Eureka to Fort Bragg (94) At the bottom of the hill, a pickup in front of us pulled over and a poor girl jumped out and got sick right there.  I realized then that I wasn’t sick at all!  Not a bit.  Thank you wrist bands!  The last few miles of the route followed curving cliffs along the Pacific.  The fog had lifted, and the clouds were heavy but not raining.  On the horizon of the ocean, the light caught in a brilliant band among all the grays of sky and water.

We arrived at the Pomo RV Park and Campground around 4:30, and settled in to our very private, very quiet spot at the upper end of the campground.  Here again we have good TV, good Wi-Fi, and power and water.  All this excitement for a whopping 40. per night!  No discounts here except Good Sam, which we don’t have.  This park is also on the Camp Club USA list, but there are so many restrictions that we probably won’t manage a visit here when we could get a discount.  Camping sites on this part of the coast are few and far between, and most consist of a parking lot surrounded by ugly stuff.  Even the state parks are all 35 per night and don’t have the amenities.  Tomorrow we will drive around a bit and see what is here.  The prediction is for hard rain tonight and tomorrow but sun on Monday.  Perfect!  We can check everything out and plan for another kayak adventure Monday morning.  Again, we are staying 3 nights.  First night to settle in, then two days to explore before we move on to the next horizon. 

Of course I took a gazillion photos, and even managed to delete a good number of them.  You can see them linked here.
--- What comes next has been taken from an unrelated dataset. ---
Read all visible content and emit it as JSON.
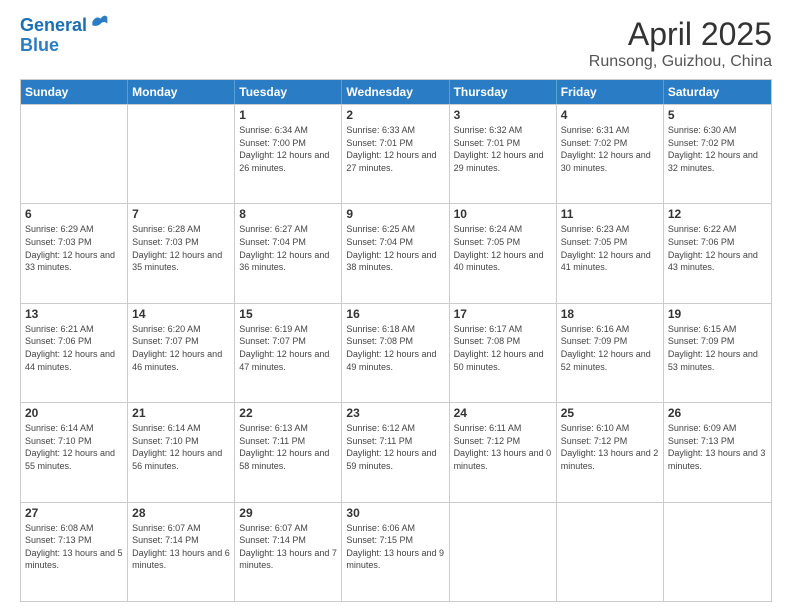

Author: kyotesue

Soil scientist/mapper working for 35 years in the wild lands of the West. I am now retired, enjoying my freedom to travel, to hike without a shovel and a pack, to knit and quilt and play, to play with photography and write stories about all of it.

3 thoughts on “Northern California Coast”

  1. You never know what kind of weather you will get along the redwood coast, do you? We've mostly seen fog there, but we still enjoy visits to the area – revisiting the 60's. 🙂

    $40/night? Yikes!!


  2. We had traveled in some of the route you travelled few years ago, so viewing your trip photos brought back some fun memory.

    I am so looking forward to the photos of Pomo RV Park, but none to be found. I'd love to see what your great site looks like!

    I love all murals.


  3. Laurie, there isn't anything around here much cheaper, and no discounts either. We checked out the local State Park today, 35 per night with muddy, bumpy spaces with NO hookups at all. Geez. Not a good place to try to live for any length of time, for sure.


Leave a Reply

Fill in your details below or click an icon to log in: Logo

You are commenting using your account. Log Out /  Change )

Twitter picture

You are commenting using your Twitter account. Log Out /  Change )

Facebook photo

You are commenting using your Facebook account. Log Out /  Change )

Connecting to %s

%d bloggers like this: